As for Juniper’s false-marking claim, Shipley's lawyers portray it as a tactic aimed at gaining leverage in the patent infringement suit by driving up the cost of that litigation. Their brief indicates that a Shipley lawyer heard Scott Coonan, Juniper's director of IP litigation, discuss the maneuver in a June 17 online seminar. (Disclosure: That seminar was organized by Incisive Media, the parent company of IP Law & Business.) According to the brief, Coonan said:

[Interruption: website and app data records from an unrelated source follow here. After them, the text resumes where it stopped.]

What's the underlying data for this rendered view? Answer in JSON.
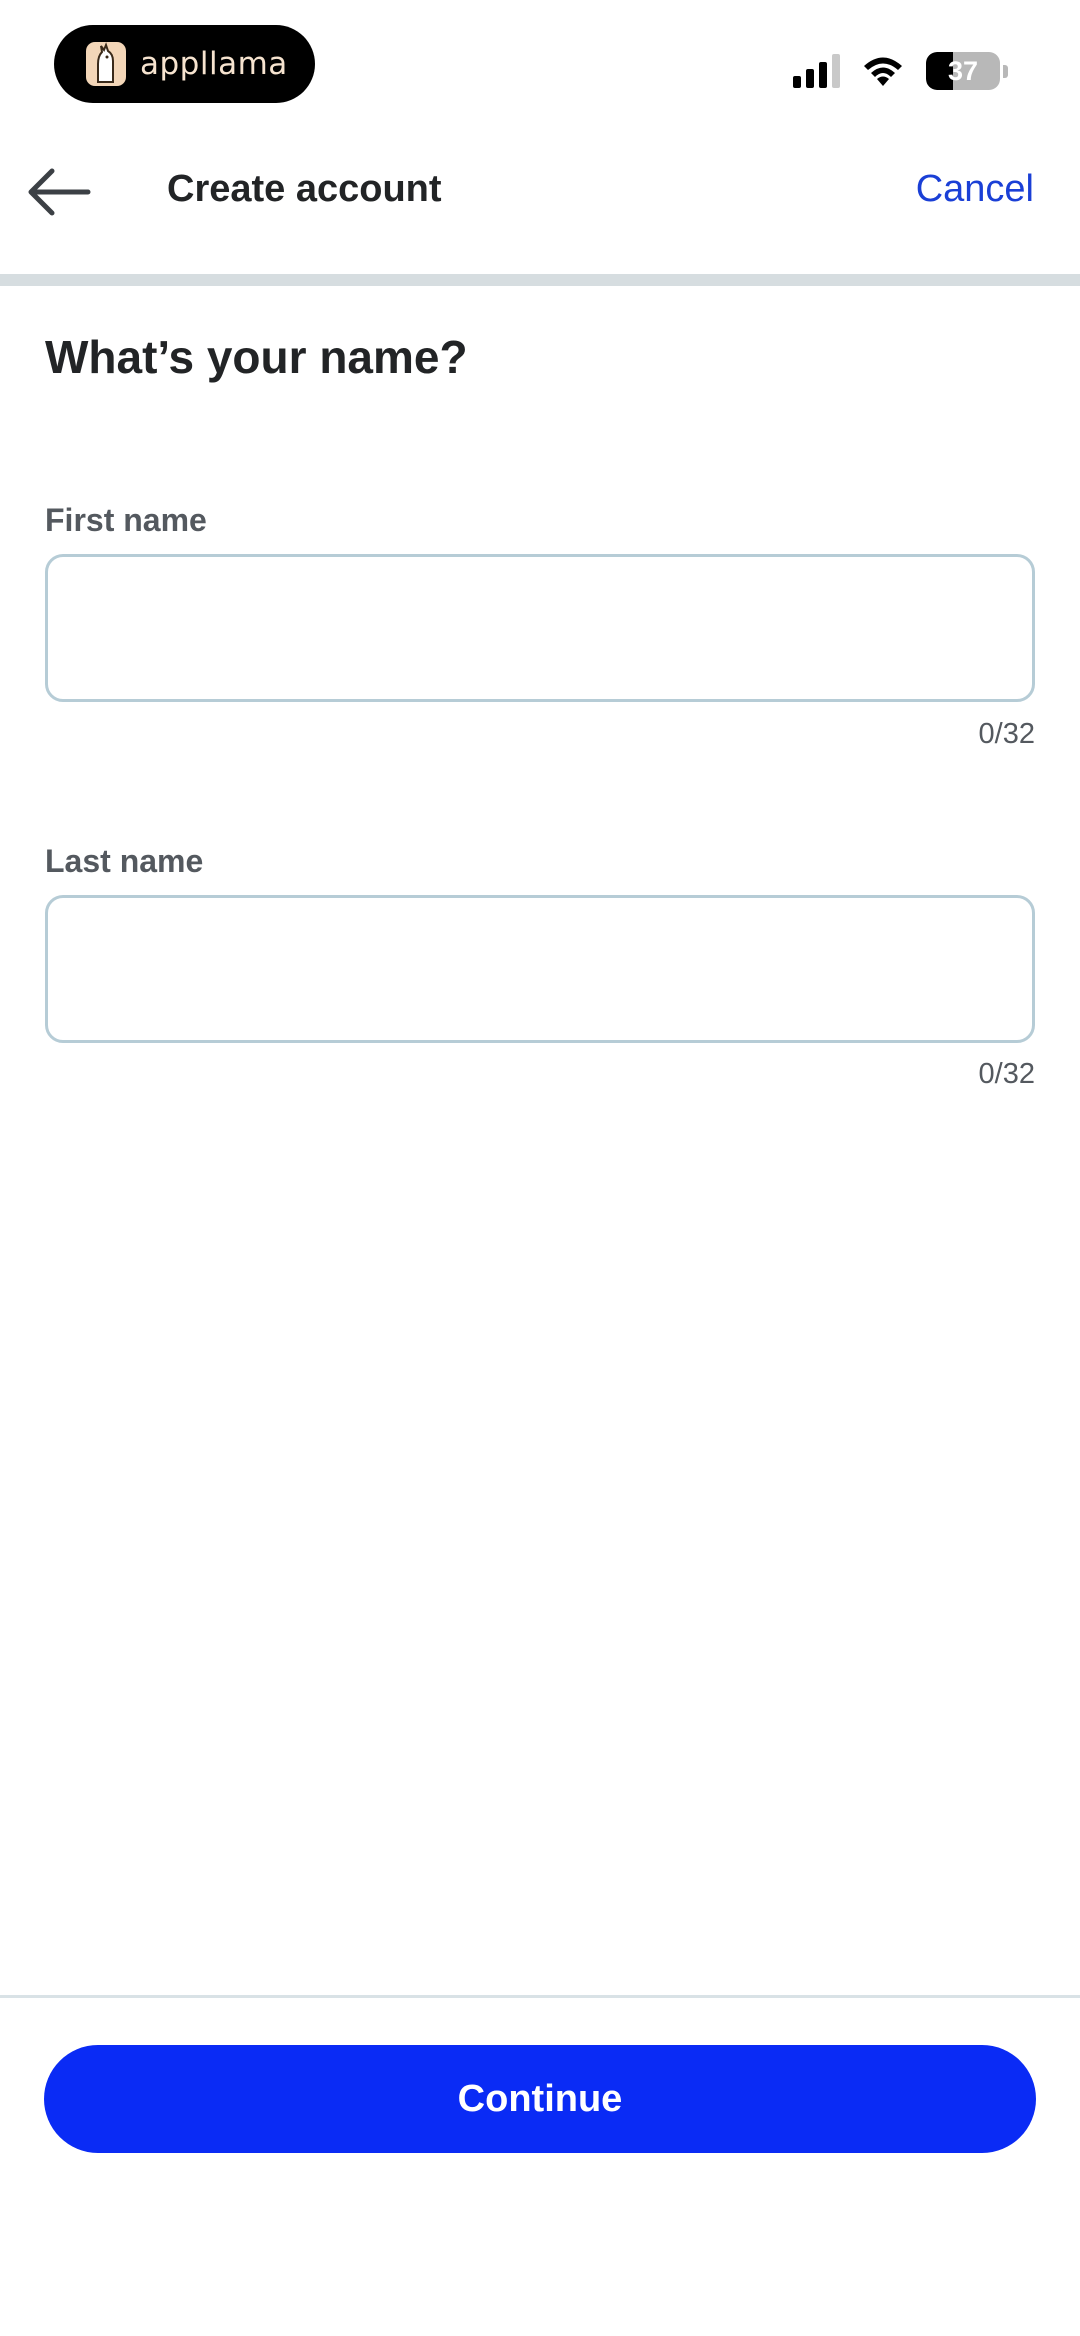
{
  "status_bar": {
    "app_pill_label": "appllama",
    "battery_level": "37",
    "battery_fraction": 0.37,
    "signal_bars_active": 3,
    "signal_bars_total": 4,
    "icons": [
      "signal-icon",
      "wifi-icon",
      "battery-icon"
    ]
  },
  "header": {
    "title": "Create account",
    "cancel_label": "Cancel",
    "back_icon": "arrow-left-icon",
    "progress_fraction": 0.0
  },
  "form": {
    "question": "What’s your name?",
    "first_name": {
      "label": "First name",
      "value": "",
      "placeholder": "",
      "counter": "0/32"
    },
    "last_name": {
      "label": "Last name",
      "value": "",
      "placeholder": "",
      "counter": "0/32"
    }
  },
  "footer": {
    "continue_label": "Continue"
  },
  "colors": {
    "accent": "#0a2bf5",
    "link": "#1a3fd6",
    "input_border": "#b6ccd6",
    "text_primary": "#222426",
    "text_secondary": "#54595f"
  }
}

“The only cases in which we are actually plaintiffs are cases that were filed to gain leverage against parties. You want to exert pressure, especially if you’re dealing with a plaintiff who is paying, who has his, its firm on a contingency basis. ... You want to try to drive those costs up as much as possible. ... We do have an issue with one party that we are adverse to in one matter ... where ... we filed a patent mis-marking claim. You need to be creative. Your lawyers need to be creative and they need to be looking for opportunities that both keep the opponent off balance and also drive up their costs.”
Shipley Reply Brief, [PDF]
(In the interest of even fuller disclosure: TPA was involved in the seminar, but is absolutely not responsible for participants being quoted in litigation briefs.)
Contacted by TPA, Coonan said this about the false marking suit: "I think it's important to note who the original aggressor in this case was. Mr. Shipley chose, through ESR, to sue Juniper. It's really not relevant what our litigation strategy is, other than to say that we defend cases vigorously that we believe have no merit, and we assert causes of action that we believe have merit." When patent lawsuits are filed against Juniper "simply for shakedown purposes, we don't pay those claims," says Coonan. "In this case, we conducted a full analysis, and we don't believe we need a license."
Another welcome development for Juniper: the U.S. government may weigh in on the case, if Shipley's defense is seen as challenging the false marking statute on constitutional grounds. On August 5, the U.S. attorney's
office for Northern California filed a brief informing the court that the
federal government may seek to intervene in the matter, as it previously did in the Stauffer v. Brooks
Brothers false marking action in New York. In that case, government lawyers argued that the judge shouldn't have thrown out the suit just because Stauffer suffered no damages personally. They have asked for 60 days to decide whether a similar argument should be put on the record in the Shipley suit.
In additional papers filed this month [PDF], Juniper's lawyers at Irell & Manella seem to welcome PubPat and the government into their camp. The lawyers argue that even when false marking doesn't cause any "proprietary injury,” it still has a negative effect on the United States, "which suffers injury to its sovereignty arising from violation of its laws." It’s an argument that mirrors one offered by the feds in the Stauffer v. Brooks Brothers case.
Meanwhile, Juniper continues an aggressive multi-front defense against ESR’s infringement claim. The company has filed reexam petitions on both patents at the PTO, has initiated arbitration proceedings in California against Shipley personally, and has asked Judge John Ward to stay the E.D. Tex lawsuit until the other matters wrap up. The basis of the arbitration is Juniper’s contention that Shipley is prohibited from suing the company because of an agreement he signed that released his former employer, OneSecure, from all patent claims. OneSecure ultimately would up as a Juniper subsidiary thanks to a pair of mergers, which is why Juniper now says it is insulated against any suits filed by Shipley.
Juniper has also moved to transfer the case, and to dismiss for lack of standing. Those motions are both sealed in their entirety. ESR, which is represented solely by Robins, Kaplan in the infringement case, opposes all the motions. Judge Ward has yet to rule.
Photo: flickr / Roadsidepictures